**What this task involves**. Identify all lines of the data containing the string "JSON" and copy them.
Data in this exercise section start
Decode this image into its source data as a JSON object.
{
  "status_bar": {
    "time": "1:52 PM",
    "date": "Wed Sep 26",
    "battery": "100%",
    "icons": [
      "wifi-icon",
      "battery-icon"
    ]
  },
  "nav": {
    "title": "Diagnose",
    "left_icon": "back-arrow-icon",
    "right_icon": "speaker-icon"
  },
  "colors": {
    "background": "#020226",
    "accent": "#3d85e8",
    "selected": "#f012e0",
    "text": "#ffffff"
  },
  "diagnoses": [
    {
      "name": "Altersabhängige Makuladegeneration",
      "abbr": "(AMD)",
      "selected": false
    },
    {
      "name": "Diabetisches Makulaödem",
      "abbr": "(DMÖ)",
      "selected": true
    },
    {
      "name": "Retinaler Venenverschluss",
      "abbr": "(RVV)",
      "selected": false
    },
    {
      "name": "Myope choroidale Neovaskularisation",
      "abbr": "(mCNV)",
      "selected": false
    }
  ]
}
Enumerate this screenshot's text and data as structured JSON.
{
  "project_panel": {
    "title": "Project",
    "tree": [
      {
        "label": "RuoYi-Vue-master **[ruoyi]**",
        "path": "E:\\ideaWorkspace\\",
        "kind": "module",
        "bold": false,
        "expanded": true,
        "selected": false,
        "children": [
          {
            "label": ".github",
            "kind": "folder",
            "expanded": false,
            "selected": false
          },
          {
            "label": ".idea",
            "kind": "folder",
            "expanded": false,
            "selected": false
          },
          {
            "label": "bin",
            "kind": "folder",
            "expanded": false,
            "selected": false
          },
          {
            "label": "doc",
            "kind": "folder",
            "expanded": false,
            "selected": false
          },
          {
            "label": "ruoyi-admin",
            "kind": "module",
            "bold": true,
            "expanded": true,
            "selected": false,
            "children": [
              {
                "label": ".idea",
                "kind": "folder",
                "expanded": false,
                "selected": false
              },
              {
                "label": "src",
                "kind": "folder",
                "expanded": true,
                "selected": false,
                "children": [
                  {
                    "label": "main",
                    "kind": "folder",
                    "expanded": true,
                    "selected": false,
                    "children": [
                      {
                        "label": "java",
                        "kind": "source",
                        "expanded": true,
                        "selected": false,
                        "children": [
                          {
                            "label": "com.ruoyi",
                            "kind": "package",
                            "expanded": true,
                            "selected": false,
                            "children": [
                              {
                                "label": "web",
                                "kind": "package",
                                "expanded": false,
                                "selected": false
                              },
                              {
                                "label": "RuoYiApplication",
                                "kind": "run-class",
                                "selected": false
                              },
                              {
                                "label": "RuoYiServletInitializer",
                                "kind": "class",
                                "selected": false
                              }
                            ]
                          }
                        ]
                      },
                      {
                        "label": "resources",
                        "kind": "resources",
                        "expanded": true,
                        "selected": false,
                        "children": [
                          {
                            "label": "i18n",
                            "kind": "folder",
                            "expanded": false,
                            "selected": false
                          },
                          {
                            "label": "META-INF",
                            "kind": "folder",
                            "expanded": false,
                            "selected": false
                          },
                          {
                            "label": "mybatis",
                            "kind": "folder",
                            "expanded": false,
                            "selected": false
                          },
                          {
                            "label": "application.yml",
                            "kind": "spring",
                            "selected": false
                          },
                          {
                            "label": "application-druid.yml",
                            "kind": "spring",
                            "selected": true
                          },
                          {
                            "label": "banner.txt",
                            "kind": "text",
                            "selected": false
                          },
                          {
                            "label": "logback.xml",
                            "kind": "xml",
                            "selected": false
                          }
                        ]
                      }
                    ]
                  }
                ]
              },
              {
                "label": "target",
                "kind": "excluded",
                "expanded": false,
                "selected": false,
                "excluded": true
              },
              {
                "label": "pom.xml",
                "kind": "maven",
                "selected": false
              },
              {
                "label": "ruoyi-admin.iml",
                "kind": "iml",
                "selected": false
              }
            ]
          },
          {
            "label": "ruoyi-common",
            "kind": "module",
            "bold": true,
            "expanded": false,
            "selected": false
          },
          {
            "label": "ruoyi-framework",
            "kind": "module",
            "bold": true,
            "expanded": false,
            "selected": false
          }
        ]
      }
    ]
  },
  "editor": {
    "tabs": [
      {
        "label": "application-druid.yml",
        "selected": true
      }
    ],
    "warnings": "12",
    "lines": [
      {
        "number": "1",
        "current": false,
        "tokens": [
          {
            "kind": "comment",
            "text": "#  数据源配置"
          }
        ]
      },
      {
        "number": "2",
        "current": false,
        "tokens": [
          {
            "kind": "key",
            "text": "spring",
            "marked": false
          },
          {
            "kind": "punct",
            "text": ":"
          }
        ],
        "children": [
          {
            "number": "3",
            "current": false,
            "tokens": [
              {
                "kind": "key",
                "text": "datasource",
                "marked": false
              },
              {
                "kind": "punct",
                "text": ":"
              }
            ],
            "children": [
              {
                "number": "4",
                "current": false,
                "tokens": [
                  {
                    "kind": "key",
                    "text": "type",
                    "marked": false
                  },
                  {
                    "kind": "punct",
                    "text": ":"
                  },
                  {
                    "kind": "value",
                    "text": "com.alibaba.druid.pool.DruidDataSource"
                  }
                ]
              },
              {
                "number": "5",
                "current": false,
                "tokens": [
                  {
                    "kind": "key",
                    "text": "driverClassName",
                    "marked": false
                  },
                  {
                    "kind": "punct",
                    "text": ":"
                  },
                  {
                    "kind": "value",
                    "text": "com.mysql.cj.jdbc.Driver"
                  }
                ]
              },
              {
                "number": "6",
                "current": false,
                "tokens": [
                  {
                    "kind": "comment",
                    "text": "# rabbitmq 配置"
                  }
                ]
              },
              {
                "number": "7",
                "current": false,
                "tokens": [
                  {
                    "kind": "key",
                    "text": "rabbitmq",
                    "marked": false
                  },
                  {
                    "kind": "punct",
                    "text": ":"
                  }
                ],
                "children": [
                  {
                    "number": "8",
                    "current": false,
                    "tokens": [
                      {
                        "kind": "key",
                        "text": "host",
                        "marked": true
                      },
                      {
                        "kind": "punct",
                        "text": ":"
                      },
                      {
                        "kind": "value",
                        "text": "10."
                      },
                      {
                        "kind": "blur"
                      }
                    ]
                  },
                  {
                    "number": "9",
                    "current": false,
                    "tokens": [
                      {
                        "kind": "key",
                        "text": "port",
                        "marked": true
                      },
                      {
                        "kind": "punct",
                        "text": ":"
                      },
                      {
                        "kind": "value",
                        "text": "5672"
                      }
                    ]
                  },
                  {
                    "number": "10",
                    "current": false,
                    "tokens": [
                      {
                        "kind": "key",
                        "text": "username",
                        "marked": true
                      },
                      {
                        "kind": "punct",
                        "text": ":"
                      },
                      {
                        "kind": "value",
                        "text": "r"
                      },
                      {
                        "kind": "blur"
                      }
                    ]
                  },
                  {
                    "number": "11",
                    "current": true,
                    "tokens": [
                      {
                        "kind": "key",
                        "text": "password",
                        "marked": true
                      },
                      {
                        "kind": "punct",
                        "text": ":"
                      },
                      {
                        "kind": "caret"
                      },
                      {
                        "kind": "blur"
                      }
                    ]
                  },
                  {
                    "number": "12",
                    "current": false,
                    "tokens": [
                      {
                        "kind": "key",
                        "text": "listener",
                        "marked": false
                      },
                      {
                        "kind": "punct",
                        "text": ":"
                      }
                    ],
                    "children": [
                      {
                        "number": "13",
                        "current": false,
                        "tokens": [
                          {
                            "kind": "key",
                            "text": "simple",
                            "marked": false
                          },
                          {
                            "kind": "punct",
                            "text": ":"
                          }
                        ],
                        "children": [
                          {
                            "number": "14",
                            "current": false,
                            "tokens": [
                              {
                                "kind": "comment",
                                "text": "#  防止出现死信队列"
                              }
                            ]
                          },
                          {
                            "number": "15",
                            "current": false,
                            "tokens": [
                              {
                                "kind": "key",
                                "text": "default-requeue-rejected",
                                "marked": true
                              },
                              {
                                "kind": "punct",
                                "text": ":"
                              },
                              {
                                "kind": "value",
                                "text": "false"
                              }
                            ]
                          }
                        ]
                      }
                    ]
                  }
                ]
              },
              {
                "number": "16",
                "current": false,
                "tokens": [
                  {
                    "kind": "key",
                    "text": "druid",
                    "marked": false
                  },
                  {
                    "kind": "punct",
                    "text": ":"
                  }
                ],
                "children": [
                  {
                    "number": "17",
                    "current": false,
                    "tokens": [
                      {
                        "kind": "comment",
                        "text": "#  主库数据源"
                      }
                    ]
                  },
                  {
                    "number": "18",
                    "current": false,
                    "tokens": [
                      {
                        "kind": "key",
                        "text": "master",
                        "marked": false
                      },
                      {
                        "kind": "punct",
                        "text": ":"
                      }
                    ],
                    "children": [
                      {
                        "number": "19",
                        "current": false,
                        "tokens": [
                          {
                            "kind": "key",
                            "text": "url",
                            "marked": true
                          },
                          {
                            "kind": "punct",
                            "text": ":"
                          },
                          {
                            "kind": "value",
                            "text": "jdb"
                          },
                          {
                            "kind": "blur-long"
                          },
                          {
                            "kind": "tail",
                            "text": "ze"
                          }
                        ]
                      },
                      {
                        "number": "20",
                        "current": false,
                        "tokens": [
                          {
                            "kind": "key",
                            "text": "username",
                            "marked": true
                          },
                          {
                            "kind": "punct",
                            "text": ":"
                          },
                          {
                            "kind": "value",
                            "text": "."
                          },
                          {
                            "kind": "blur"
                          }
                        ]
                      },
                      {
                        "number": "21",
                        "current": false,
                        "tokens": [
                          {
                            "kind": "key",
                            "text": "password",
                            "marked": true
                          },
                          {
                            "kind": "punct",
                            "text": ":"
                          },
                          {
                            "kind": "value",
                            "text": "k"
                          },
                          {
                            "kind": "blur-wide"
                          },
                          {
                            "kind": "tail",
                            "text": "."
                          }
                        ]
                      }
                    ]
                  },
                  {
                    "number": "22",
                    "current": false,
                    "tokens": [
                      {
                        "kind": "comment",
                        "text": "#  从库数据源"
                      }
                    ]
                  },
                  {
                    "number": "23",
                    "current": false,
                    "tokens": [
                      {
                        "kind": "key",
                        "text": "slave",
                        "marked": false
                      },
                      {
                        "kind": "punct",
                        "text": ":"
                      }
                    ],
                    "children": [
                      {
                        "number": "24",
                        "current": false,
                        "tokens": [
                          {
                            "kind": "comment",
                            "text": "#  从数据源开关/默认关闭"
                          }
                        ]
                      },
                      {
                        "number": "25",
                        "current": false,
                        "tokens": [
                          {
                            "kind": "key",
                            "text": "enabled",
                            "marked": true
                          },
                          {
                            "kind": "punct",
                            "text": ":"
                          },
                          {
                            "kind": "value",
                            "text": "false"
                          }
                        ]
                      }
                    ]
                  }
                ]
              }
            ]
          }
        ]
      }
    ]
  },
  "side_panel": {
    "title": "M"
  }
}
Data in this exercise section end
**Answer to this exercise**.
Decode this image into its source data as a JSON object.
Enumerate this screenshot's text and data as structured JSON.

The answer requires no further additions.